But with the slate wiped clean under rookie coach Brendon Bolton, the 22-year-old says bygones are bygones and this season he's determined to set more tongues wagging – and other people's thumbs tweeting – with his on-field exploits.

"For me, that's forgotten now," Boekhorst told AFL.com.au of his pre-Carlton tweet. "I don't worry about it at all.

"I'll let my footy do the talking, so (people) can forget about that and see me as a footballer."

Few outside the Carlton faithful might have noticed Boekhorst's potential amid the carnage last season, but he showed glimpses of why the Blues stumped up pick 19 in a surprise pick for the Swans Districts product in the 2014 draft.

He managed 11 games for the wooden-spooners, exceeding his own expectations, and built his confidence with a strong finish to the season that helped him walk away from the club champion awards with the best first-year player trophy.

In a round 17 bloodbath defeat to Hawthorn he plugged away for 17 touches and a goal, while two weeks later he produced arguably his best performance with 18 disposals and a major in a hard-fought loss against the Magpies.

"That Collingwood game I did a few good things and you just feel confident going into that next game and you can build on that," Boekhorst said.

"For me it's just getting as many games together as possible and you kind of work out the team structures and how everyone plays.

"I was happy with my first year, but I've got a lot to learn. (I learnt) probably how intense the game is compared to WAFL and how switched on you need to be the whole time.

"You've always got to do something when you're not near the ball.
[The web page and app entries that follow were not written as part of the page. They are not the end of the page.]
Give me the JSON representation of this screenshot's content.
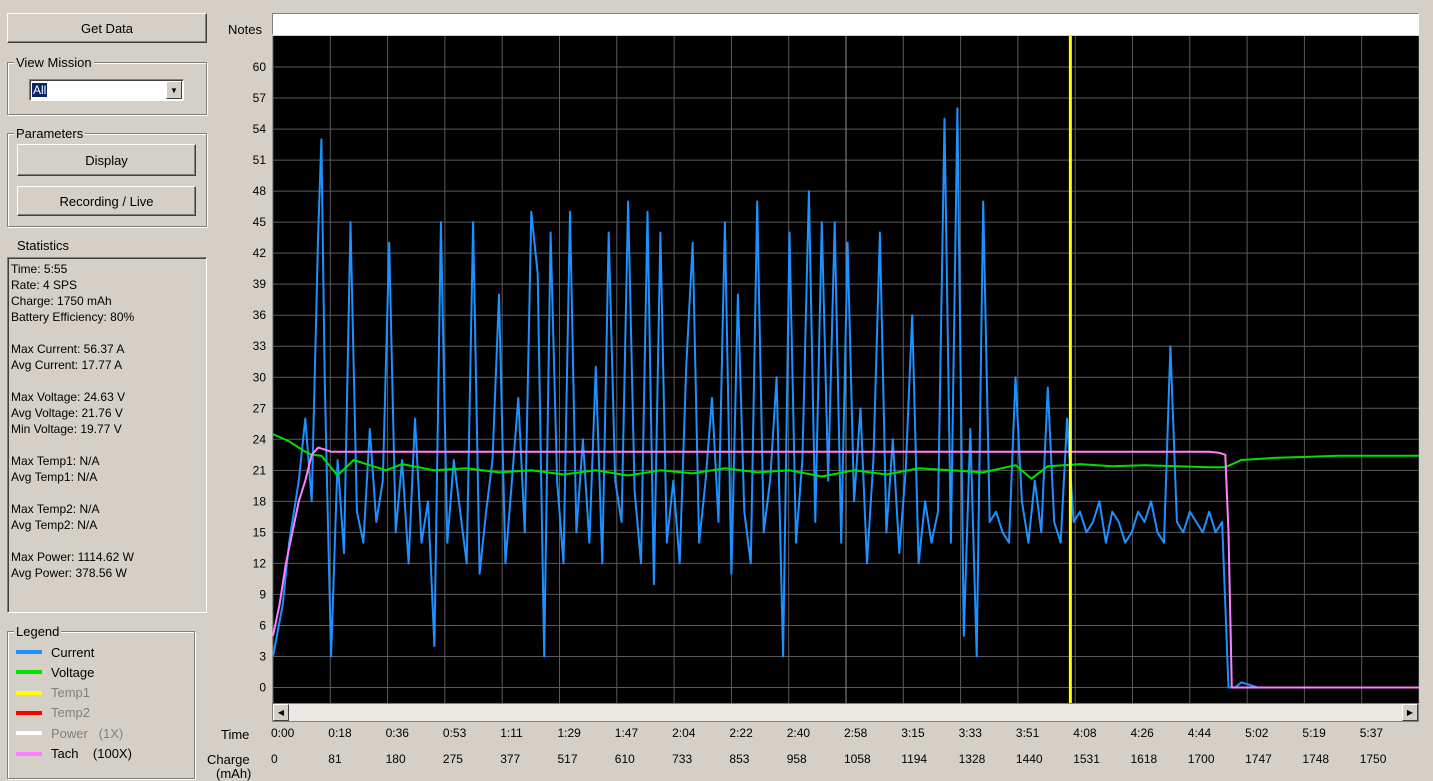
{
  "buttons": {
    "get_data": "Get Data",
    "display": "Display",
    "recording_live": "Recording / Live"
  },
  "view_mission": {
    "label": "View Mission",
    "selected": "All"
  },
  "parameters": {
    "label": "Parameters"
  },
  "statistics": {
    "label": "Statistics",
    "lines": [
      "Time: 5:55",
      "Rate: 4 SPS",
      "Charge: 1750 mAh",
      "Battery Efficiency: 80%",
      "",
      "Max Current: 56.37 A",
      "Avg Current: 17.77 A",
      "",
      "Max Voltage: 24.63 V",
      "Avg Voltage: 21.76 V",
      "Min Voltage: 19.77 V",
      "",
      "Max Temp1: N/A",
      "Avg Temp1: N/A",
      "",
      "Max Temp2: N/A",
      "Avg Temp2: N/A",
      "",
      "Max Power: 1114.62 W",
      "Avg Power: 378.56 W"
    ]
  },
  "legend": {
    "label": "Legend",
    "items": [
      {
        "label": "Current",
        "color": "#1e90ff",
        "enabled": true
      },
      {
        "label": "Voltage",
        "color": "#00e000",
        "enabled": true
      },
      {
        "label": "Temp1",
        "color": "#ffff00",
        "enabled": false
      },
      {
        "label": "Temp2",
        "color": "#ff0000",
        "enabled": false
      },
      {
        "label": "Power   (1X)",
        "color": "#ffffff",
        "enabled": false
      },
      {
        "label": "Tach    (100X)",
        "color": "#ff80ff",
        "enabled": true
      }
    ]
  },
  "notes": {
    "label": "Notes",
    "value": ""
  },
  "axis_rows": {
    "time_label": "Time",
    "charge_label": "Charge\n(mAh)"
  },
  "chart_data": {
    "type": "line",
    "background": "#000000",
    "grid": true,
    "y_ticks": [
      0,
      3,
      6,
      9,
      12,
      15,
      18,
      21,
      24,
      27,
      30,
      33,
      36,
      39,
      42,
      45,
      48,
      51,
      54,
      57,
      60
    ],
    "ylim": [
      -1.5,
      63
    ],
    "xlim": [
      0,
      355
    ],
    "time_ticks": [
      "0:00",
      "0:18",
      "0:36",
      "0:53",
      "1:11",
      "1:29",
      "1:47",
      "2:04",
      "2:22",
      "2:40",
      "2:58",
      "3:15",
      "3:33",
      "3:51",
      "4:08",
      "4:26",
      "4:44",
      "5:02",
      "5:19",
      "5:37"
    ],
    "charge_ticks": [
      "0",
      "81",
      "180",
      "275",
      "377",
      "517",
      "610",
      "733",
      "853",
      "958",
      "1058",
      "1194",
      "1328",
      "1440",
      "1531",
      "1618",
      "1700",
      "1747",
      "1748",
      "1750"
    ],
    "cursor_time_s": 247,
    "series": [
      {
        "name": "Current",
        "color": "#1e90ff",
        "x": [
          0,
          3,
          5,
          8,
          10,
          12,
          14,
          15,
          16,
          17,
          18,
          20,
          22,
          24,
          26,
          28,
          30,
          32,
          34,
          36,
          38,
          40,
          42,
          44,
          46,
          48,
          50,
          52,
          54,
          56,
          58,
          60,
          62,
          64,
          66,
          68,
          70,
          72,
          74,
          76,
          78,
          80,
          82,
          84,
          86,
          88,
          90,
          92,
          94,
          96,
          98,
          100,
          102,
          104,
          106,
          108,
          110,
          112,
          114,
          116,
          118,
          120,
          122,
          124,
          126,
          128,
          130,
          132,
          134,
          136,
          138,
          140,
          142,
          144,
          146,
          148,
          150,
          152,
          154,
          156,
          158,
          160,
          162,
          164,
          166,
          168,
          170,
          172,
          174,
          176,
          178,
          180,
          182,
          184,
          186,
          188,
          190,
          192,
          194,
          196,
          198,
          200,
          202,
          204,
          206,
          208,
          210,
          212,
          214,
          216,
          218,
          220,
          222,
          224,
          226,
          228,
          230,
          232,
          234,
          236,
          238,
          240,
          242,
          244,
          246,
          248,
          250,
          252,
          254,
          256,
          258,
          260,
          262,
          264,
          266,
          268,
          270,
          272,
          274,
          276,
          278,
          280,
          282,
          284,
          286,
          288,
          290,
          292,
          294,
          296,
          298,
          300,
          305,
          310,
          320,
          330,
          340,
          350,
          355
        ],
        "y": [
          3,
          8,
          14,
          20,
          26,
          18,
          44,
          53,
          30,
          16,
          3,
          22,
          13,
          45,
          17,
          14,
          25,
          16,
          20,
          43,
          15,
          22,
          12,
          26,
          14,
          18,
          4,
          45,
          14,
          22,
          17,
          12,
          45,
          11,
          17,
          22,
          38,
          12,
          20,
          28,
          15,
          46,
          40,
          3,
          44,
          20,
          12,
          46,
          15,
          24,
          14,
          31,
          12,
          44,
          20,
          16,
          47,
          19,
          12,
          46,
          10,
          44,
          14,
          20,
          12,
          31,
          43,
          14,
          20,
          28,
          16,
          45,
          11,
          38,
          17,
          12,
          47,
          15,
          20,
          30,
          3,
          44,
          14,
          22,
          48,
          16,
          45,
          20,
          45,
          14,
          43,
          18,
          27,
          12,
          22,
          44,
          15,
          24,
          13,
          21,
          36,
          12,
          18,
          14,
          17,
          55,
          14,
          56,
          5,
          25,
          3,
          47,
          16,
          17,
          15,
          14,
          30,
          18,
          14,
          20,
          15,
          29,
          16,
          14,
          26,
          16,
          17,
          15,
          16,
          18,
          14,
          17,
          16,
          14,
          15,
          17,
          16,
          18,
          15,
          14,
          33,
          16,
          15,
          17,
          16,
          15,
          17,
          15,
          16,
          0,
          0,
          0.5,
          0,
          0,
          0,
          0,
          0,
          0,
          0
        ]
      },
      {
        "name": "Voltage",
        "color": "#00e000",
        "x": [
          0,
          5,
          8,
          10,
          12,
          15,
          20,
          25,
          30,
          35,
          40,
          50,
          60,
          70,
          80,
          90,
          100,
          110,
          120,
          130,
          140,
          150,
          160,
          170,
          180,
          190,
          200,
          210,
          220,
          230,
          235,
          240,
          245,
          250,
          260,
          270,
          280,
          290,
          295,
          300,
          310,
          320,
          330,
          340,
          355
        ],
        "y": [
          24.5,
          23.8,
          23.2,
          22.8,
          22.5,
          22.4,
          20.5,
          22,
          21.5,
          21,
          21.6,
          21,
          21.2,
          20.8,
          21,
          20.6,
          21,
          20.5,
          21,
          20.7,
          21.2,
          20.8,
          21,
          20.4,
          21,
          20.6,
          21.2,
          21,
          20.8,
          21.5,
          20.2,
          21.4,
          21.5,
          21.6,
          21.4,
          21.5,
          21.4,
          21.3,
          21.3,
          22,
          22.2,
          22.3,
          22.4,
          22.4,
          22.4
        ]
      },
      {
        "name": "Tach    (100X)",
        "color": "#ff80ff",
        "x": [
          0,
          2,
          4,
          6,
          8,
          10,
          12,
          14,
          16,
          18,
          20,
          290,
          293,
          295,
          296,
          297,
          300,
          305,
          310,
          355
        ],
        "y": [
          5,
          8,
          12,
          15,
          18,
          20,
          22.5,
          23.2,
          23,
          22.8,
          22.8,
          22.8,
          22.7,
          22.5,
          15,
          0,
          0,
          0,
          0,
          0
        ]
      }
    ]
  }
}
It takes a while to get your head around."

If Boekhorst's head was spinning in his first season, he could be feeling downright dizzy by new coach Brendon Bolton's intensified learning environment.

No longer can players sit back and zone out in meetings. Instead, they are put on the spot by coaches firing questions, there to lend a hand for teammates groping for answers and sometimes sent from training with homework.
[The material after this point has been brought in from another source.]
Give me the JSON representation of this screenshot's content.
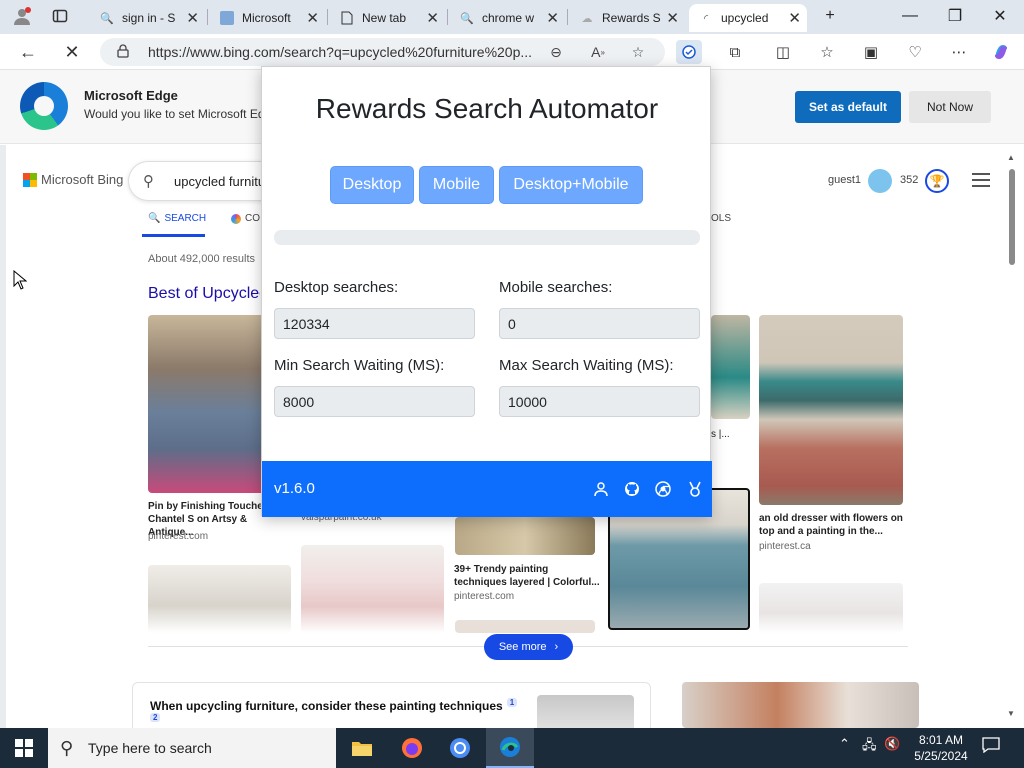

"There are some (curly questions) in there," Boekhorst said.

"Because there's so many different structures now you're thinking about so much else and you get sprung (in a meeting) and you're like 'I don't really know the answer'.

"So you ask someone next to you and they help you out. It's good, everyone's supportive, so it's enjoyable. It's what an elite program should be like.

"There's a lot of learning, a lot of taking stuff home, going over the gameplan and talking to coaches.

"For me individually, I'll go see a coach and he'll give me a bit of vision to watch and I'll try to figure out what he means."

Blaine Boekhorst working hard at training. Picture: AFL Media

Part of Boekhorst's learning has been to pick apart star Hawthorn wingman Isaac Smith's hard-running game with handy advice from Bolton – a respected assistant to Alastair Clarkson during the Hawks' premiership three-peat.

The speedy Blue concedes his endurance is not at the same level as Smith's remarkable aerobic ability, but he's improving and double hip surgery at the end of last season has freed-up his range of movement.

"It just comes down to working with the coaches on running patterns and smart running instead of wasted running," Boekhorst said.

"(Smith's) one of the elite wingers in the comp, so especially with Bolts here now I've just been talking with him. He says that if you can work hard and you're running like he can, you can go to the next level.

"So for me it's getting to that level and then trying to work out what best suits me and what my strengths are."

Carlton's first NAB Challenge match, against Hawthorn in Launceston, is less than a month away and Boekhorst already has one eye on a berth in the season-opener against Richmond on March 24.

However, he's taking nothing for granted with 15 new faces at the club all eager to impress and old stagers keen to prove themselves to the new hierarchy.

"Everyone's trying to put their best foot forward," Boekhorst said.

"Last year we always got questioned on our effort and intensity, so this year we'll focus a bit on that and how our mindset is.

"We'll be different. You'll see a lot more effort and intensity, so hopefully that can help us win more games."